- Black and Hispanic Americans Suffer Disproportionate Coronavirus ... ›
- Native American Tribes' Pandemic Response Is Hindered by ... ›
- Navajo Nation Has Highest Covid-19 Infection Rate in the U.S. ... ›
World Environment Day: A Time to Consider the Planet We’ll Return To, and Decide How to Care for It Going Forward
It's a different kind of World Environment Day this year. In prior years, it might have been enough to plant a tree, spend some extra time in the garden, or teach kids the importance of recycling. This year we have heavier tasks at hand. It's been months since we've been able to spend sufficient time outside, and as we lustfully watch the beauty of a new spring through our kitchen's glass windows, we have to decide how we'll interact with the natural world on our release, and how we can prevent, or be equipped to handle, future threats against our wellbeing.
Scuba divers around the world are holding their metaphorical breath to see if a coronavirus infection affects the ability to dive.
DAN medical experts explained the difference between normal lungs, on the left, and "very serious lungs caused by COVID-19," on the right.

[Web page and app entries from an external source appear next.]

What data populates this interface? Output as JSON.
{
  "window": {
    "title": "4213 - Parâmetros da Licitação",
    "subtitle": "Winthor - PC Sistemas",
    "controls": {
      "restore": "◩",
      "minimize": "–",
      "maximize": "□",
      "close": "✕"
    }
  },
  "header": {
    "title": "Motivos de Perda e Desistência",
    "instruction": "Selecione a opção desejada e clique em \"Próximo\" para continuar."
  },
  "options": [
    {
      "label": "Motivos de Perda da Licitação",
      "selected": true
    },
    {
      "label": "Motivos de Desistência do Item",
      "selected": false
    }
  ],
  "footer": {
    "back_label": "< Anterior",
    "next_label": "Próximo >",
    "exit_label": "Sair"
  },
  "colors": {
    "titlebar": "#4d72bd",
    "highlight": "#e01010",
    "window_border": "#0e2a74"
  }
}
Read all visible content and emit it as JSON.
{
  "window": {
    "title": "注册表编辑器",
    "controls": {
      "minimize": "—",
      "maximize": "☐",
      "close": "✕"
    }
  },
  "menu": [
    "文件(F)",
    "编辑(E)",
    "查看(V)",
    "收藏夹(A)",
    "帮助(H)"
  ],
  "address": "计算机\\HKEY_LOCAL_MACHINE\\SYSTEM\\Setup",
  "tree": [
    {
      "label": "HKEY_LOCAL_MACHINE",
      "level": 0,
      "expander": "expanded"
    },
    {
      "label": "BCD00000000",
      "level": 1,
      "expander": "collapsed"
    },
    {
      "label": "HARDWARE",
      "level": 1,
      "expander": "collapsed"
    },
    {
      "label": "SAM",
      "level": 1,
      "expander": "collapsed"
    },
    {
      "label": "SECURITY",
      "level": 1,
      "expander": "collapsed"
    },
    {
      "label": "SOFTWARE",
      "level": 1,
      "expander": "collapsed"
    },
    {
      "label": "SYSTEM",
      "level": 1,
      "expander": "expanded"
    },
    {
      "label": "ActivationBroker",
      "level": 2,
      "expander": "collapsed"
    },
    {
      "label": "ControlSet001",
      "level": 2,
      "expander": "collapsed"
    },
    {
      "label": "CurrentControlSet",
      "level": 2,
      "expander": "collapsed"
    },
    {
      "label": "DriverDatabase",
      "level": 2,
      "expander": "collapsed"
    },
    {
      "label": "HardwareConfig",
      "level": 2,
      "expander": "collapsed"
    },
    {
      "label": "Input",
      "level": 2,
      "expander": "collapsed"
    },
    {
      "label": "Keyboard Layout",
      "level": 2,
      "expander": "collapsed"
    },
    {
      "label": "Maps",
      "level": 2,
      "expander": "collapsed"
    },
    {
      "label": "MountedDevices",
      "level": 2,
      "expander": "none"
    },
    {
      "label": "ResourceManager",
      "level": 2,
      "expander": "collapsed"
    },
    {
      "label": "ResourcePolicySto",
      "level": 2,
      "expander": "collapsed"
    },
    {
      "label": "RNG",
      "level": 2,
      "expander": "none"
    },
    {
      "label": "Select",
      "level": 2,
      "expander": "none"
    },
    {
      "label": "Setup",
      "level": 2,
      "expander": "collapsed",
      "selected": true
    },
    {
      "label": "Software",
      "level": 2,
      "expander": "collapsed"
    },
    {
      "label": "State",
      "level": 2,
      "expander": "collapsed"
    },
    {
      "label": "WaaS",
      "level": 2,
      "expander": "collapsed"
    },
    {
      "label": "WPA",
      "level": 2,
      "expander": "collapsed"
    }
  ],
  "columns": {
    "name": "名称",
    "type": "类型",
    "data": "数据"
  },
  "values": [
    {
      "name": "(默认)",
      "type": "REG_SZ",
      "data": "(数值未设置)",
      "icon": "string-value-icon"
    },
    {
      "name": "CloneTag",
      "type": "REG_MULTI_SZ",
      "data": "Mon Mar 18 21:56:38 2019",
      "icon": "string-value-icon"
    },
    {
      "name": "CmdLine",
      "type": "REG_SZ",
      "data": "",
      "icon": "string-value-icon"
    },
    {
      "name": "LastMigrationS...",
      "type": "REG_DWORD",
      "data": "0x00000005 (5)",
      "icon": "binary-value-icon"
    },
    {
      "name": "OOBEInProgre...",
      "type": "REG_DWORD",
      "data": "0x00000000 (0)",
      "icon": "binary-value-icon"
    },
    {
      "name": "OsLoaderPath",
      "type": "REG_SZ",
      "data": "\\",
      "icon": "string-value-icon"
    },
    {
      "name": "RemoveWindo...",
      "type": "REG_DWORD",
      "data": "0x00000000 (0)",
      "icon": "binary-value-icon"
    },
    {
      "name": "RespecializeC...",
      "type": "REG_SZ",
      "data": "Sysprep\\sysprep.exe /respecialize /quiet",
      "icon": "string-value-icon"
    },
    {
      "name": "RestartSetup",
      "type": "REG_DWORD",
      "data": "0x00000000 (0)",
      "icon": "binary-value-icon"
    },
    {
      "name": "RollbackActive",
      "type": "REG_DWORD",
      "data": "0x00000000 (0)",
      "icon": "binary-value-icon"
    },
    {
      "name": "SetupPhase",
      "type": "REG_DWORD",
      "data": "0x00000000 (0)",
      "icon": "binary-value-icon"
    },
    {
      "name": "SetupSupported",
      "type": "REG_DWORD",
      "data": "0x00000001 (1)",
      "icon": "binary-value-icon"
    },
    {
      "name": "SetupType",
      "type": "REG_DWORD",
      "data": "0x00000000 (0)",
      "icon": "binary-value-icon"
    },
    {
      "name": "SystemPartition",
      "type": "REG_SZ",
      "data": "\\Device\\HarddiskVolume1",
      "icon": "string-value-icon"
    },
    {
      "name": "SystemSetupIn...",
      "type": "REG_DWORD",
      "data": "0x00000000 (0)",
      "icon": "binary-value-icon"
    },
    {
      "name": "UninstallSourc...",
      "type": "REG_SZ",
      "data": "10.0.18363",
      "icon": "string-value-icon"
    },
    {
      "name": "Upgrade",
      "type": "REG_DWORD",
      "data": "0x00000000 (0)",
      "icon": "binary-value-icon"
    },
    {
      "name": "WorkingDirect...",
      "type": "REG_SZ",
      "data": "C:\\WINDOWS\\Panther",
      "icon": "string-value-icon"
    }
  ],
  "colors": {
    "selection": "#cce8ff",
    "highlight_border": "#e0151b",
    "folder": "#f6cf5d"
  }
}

Matias Nochetto / Divers Alert Network (DAN)
- How the COVID-19 Coronavirus Attacks the Entire Body - EcoWatch ›
- What Does 'Recovered From Coronavirus' Mean? - EcoWatch ›
- Scuba Divers Make Face Masks out of Recycled Ocean Plastic ... ›